Data for the task: Begin

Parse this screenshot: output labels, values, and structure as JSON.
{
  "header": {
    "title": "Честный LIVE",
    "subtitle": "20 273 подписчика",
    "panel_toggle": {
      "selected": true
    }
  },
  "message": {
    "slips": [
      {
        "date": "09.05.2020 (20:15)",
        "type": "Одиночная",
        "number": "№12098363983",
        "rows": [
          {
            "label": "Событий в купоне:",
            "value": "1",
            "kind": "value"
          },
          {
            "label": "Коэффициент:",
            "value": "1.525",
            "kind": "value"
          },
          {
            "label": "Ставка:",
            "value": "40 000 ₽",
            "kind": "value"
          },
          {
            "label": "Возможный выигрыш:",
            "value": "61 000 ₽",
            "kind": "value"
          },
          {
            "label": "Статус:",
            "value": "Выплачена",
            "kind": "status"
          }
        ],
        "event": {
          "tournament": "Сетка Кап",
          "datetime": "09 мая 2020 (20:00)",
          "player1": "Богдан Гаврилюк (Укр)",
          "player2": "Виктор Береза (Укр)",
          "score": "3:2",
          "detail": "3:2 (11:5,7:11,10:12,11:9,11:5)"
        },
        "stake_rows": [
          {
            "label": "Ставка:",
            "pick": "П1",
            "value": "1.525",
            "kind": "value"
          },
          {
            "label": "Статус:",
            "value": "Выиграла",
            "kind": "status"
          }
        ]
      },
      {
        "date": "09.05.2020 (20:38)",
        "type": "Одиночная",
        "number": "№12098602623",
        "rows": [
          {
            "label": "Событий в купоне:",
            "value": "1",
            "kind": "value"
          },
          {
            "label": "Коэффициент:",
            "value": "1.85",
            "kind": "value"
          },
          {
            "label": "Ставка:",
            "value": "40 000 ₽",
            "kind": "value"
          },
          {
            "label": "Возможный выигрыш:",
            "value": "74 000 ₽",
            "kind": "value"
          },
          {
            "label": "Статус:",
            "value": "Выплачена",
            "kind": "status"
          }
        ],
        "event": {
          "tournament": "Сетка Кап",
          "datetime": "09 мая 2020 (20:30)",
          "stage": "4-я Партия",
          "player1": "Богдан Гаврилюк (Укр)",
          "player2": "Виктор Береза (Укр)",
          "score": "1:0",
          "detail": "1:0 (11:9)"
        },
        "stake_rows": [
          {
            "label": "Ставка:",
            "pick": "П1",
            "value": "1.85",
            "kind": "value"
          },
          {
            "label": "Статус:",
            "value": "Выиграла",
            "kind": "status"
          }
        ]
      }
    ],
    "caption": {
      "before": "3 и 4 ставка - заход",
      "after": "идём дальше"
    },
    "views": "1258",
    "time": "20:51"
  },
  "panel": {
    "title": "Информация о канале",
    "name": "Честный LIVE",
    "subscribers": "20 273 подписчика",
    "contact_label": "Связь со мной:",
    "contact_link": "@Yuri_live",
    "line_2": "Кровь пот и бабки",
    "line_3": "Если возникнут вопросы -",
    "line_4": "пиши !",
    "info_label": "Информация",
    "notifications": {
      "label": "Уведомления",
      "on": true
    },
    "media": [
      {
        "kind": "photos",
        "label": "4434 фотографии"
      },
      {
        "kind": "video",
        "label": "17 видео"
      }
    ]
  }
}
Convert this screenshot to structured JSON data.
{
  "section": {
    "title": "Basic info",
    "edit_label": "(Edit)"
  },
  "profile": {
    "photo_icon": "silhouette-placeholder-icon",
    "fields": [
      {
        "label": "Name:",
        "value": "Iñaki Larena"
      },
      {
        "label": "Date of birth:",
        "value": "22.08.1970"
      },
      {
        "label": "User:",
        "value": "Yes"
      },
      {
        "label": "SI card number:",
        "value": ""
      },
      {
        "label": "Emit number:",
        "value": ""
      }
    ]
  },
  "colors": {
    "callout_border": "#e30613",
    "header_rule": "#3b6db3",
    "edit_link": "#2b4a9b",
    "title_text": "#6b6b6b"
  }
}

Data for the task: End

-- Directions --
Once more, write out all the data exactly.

-- Task output --
Parse this screenshot: output labels, values, and structure as JSON.
{
  "header": {
    "title": "Честный LIVE",
    "subtitle": "20 273 подписчика",
    "panel_toggle": {
      "selected": true
    }
  },
  "message": {
    "slips": [
      {
        "date": "09.05.2020 (20:15)",
        "type": "Одиночная",
        "number": "№12098363983",
        "rows": [
          {
            "label": "Событий в купоне:",
            "value": "1",
            "kind": "value"
          },
          {
            "label": "Коэффициент:",
            "value": "1.525",
            "kind": "value"
          },
          {
            "label": "Ставка:",
            "value": "40 000 ₽",
            "kind": "value"
          },
          {
            "label": "Возможный выигрыш:",
            "value": "61 000 ₽",
            "kind": "value"
          },
          {
            "label": "Статус:",
            "value": "Выплачена",
            "kind": "status"
          }
        ],
        "event": {
          "tournament": "Сетка Кап",
          "datetime": "09 мая 2020 (20:00)",
          "player1": "Богдан Гаврилюк (Укр)",
          "player2": "Виктор Береза (Укр)",
          "score": "3:2",
          "detail": "3:2 (11:5,7:11,10:12,11:9,11:5)"
        },
        "stake_rows": [
          {
            "label": "Ставка:",
            "pick": "П1",
            "value": "1.525",
            "kind": "value"
          },
          {
            "label": "Статус:",
            "value": "Выиграла",
            "kind": "status"
          }
        ]
      },
      {
        "date": "09.05.2020 (20:38)",
        "type": "Одиночная",
        "number": "№12098602623",
        "rows": [
          {
            "label": "Событий в купоне:",
            "value": "1",
            "kind": "value"
          },
          {
            "label": "Коэффициент:",
            "value": "1.85",
            "kind": "value"
          },
          {
            "label": "Ставка:",
            "value": "40 000 ₽",
            "kind": "value"
          },
          {
            "label": "Возможный выигрыш:",
            "value": "74 000 ₽",
            "kind": "value"
          },
          {
            "label": "Статус:",
            "value": "Выплачена",
            "kind": "status"
          }
        ],
        "event": {
          "tournament": "Сетка Кап",
          "datetime": "09 мая 2020 (20:30)",
          "stage": "4-я Партия",
          "player1": "Богдан Гаврилюк (Укр)",
          "player2": "Виктор Береза (Укр)",
          "score": "1:0",
          "detail": "1:0 (11:9)"
        },
        "stake_rows": [
          {
            "label": "Ставка:",
            "pick": "П1",
            "value": "1.85",
            "kind": "value"
          },
          {
            "label": "Статус:",
            "value": "Выиграла",
            "kind": "status"
          }
        ]
      }
    ],
    "caption": {
      "before": "3 и 4 ставка - заход",
      "after": "идём дальше"
    },
    "views": "1258",
    "time": "20:51"
  },
  "panel": {
    "title": "Информация о канале",
    "name": "Честный LIVE",
    "subscribers": "20 273 подписчика",
    "contact_label": "Связь со мной:",
    "contact_link": "@Yuri_live",
    "line_2": "Кровь пот и бабки",
    "line_3": "Если возникнут вопросы -",
    "line_4": "пиши !",
    "info_label": "Информация",
    "notifications": {
      "label": "Уведомления",
      "on": true
    },
    "media": [
      {
        "kind": "photos",
        "label": "4434 фотографии"
      },
      {
        "kind": "video",
        "label": "17 видео"
      }
    ]
  }
}
Convert this screenshot to structured JSON data.
{
  "section": {
    "title": "Basic info",
    "edit_label": "(Edit)"
  },
  "profile": {
    "photo_icon": "silhouette-placeholder-icon",
    "fields": [
      {
        "label": "Name:",
        "value": "Iñaki Larena"
      },
      {
        "label": "Date of birth:",
        "value": "22.08.1970"
      },
      {
        "label": "User:",
        "value": "Yes"
      },
      {
        "label": "SI card number:",
        "value": ""
      },
      {
        "label": "Emit number:",
        "value": ""
      }
    ]
  },
  "colors": {
    "callout_border": "#e30613",
    "header_rule": "#3b6db3",
    "edit_link": "#2b4a9b",
    "title_text": "#6b6b6b"
  }
}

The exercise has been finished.